Creating a casual, off-wiki space for new contributors to meet and learn together has had positive effects across a range of communities. While community interest and logistics remain an obstacle, off-wiki events from meetups to regional conferences have been reported to lessen the intimidation around editing, boost confidence, and reinforce the sense of community through socializing.
Grants for such events are available from the Wikimedia Foundation via the Project and Event Grants (PEG) program.
Sketch of a possible capacity-building project
hard to motivate new contributors to persist; too frequent newbie-biting
experiment with welcoming/mentorship models to determine which one to adopt
Identify practices or models that seem appropriate to the community and at least worth experimenting with
Decide what to experiment with first
Design an experiment, with appropriate timeline, resources, and evaluation metrics. For example, creating a mentorship space, or instituting a formal grace period and enforcing it.
Set up an evaluation baseline: for example, number of new contributors making their 100th mainspace edit per month.
Run the experiment for the determined period.
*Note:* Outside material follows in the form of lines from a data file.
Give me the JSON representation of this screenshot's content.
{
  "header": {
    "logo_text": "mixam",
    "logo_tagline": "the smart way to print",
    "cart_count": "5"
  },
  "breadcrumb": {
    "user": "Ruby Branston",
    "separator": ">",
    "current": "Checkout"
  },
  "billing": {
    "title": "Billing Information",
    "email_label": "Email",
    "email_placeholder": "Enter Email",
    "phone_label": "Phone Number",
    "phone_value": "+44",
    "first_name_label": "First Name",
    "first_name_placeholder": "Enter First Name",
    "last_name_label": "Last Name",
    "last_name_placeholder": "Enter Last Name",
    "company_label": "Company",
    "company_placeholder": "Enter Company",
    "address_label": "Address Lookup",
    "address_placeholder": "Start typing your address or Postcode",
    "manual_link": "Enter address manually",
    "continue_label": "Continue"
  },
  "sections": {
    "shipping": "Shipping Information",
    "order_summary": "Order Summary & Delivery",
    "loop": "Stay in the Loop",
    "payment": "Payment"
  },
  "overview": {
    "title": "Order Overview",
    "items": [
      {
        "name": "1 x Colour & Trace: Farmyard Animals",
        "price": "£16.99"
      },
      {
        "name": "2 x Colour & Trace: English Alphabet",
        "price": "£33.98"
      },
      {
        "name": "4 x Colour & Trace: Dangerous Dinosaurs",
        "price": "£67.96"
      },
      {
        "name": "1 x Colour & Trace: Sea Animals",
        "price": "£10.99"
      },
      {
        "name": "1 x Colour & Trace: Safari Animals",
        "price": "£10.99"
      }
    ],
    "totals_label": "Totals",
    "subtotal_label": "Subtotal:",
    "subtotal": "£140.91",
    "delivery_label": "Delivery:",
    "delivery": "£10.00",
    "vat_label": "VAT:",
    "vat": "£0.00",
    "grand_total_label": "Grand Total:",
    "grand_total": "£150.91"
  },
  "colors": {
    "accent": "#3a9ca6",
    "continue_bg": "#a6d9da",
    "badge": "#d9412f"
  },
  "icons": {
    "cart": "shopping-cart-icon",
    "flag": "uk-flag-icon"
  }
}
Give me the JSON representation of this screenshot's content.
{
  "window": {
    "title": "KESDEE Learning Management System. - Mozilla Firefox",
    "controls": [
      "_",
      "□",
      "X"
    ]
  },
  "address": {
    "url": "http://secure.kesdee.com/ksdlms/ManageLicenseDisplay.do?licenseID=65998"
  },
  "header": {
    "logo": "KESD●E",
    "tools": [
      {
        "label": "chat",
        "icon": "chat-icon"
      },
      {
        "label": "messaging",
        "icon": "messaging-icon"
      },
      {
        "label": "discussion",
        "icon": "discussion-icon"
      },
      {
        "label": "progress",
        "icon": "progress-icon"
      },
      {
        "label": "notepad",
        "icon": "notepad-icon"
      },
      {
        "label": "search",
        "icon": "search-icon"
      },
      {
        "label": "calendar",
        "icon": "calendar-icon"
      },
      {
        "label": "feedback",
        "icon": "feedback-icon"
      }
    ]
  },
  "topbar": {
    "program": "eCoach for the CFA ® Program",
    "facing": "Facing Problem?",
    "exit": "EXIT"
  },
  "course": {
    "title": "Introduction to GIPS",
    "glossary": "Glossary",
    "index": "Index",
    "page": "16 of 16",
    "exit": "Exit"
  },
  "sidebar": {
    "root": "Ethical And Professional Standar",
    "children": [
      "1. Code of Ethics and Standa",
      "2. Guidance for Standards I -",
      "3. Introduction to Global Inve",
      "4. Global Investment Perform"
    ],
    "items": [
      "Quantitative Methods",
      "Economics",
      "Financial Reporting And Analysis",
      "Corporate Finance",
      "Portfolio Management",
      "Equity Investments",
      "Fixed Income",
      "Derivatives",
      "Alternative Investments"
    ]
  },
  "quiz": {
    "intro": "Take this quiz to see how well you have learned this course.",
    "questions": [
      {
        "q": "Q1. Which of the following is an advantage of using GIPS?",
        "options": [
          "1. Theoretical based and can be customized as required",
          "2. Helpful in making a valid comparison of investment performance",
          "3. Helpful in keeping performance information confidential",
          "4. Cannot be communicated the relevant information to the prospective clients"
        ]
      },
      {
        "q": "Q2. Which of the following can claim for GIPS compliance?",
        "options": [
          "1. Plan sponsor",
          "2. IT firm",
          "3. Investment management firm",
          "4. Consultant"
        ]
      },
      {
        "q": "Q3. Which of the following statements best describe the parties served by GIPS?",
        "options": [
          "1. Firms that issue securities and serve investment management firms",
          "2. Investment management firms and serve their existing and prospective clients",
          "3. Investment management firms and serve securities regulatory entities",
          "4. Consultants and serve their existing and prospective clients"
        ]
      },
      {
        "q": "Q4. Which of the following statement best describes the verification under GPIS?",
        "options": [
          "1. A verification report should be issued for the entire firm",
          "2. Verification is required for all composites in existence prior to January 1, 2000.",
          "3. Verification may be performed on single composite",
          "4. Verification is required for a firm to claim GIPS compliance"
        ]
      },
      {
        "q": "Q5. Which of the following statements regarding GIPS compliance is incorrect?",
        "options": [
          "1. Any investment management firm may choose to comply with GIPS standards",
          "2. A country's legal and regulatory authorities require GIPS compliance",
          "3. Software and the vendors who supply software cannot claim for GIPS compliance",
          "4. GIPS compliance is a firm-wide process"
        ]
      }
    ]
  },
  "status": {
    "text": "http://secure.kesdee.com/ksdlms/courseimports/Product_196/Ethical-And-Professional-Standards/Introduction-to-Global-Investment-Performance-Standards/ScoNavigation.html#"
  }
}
Evaluate and discuss the experiment from both quantitative and qualitative aspects. If the community is happy with the results, keep it, or enact it more formally as policy. If not, undo the changes, and pick another strategy to experiment with.
3-4 months per experiment
Means and resources
WMF mentorship in experiment design
WMF funding for events
compare experiment results to baseline; assess community satisfaction through discussion or surveys; assess satisfaction among successfully-integrated new contributors and (if possible) contributors who gave up or had a very hard time.
Below is a list of resources that is not comprehensive. Please add any resources you have found useful or help curate this list!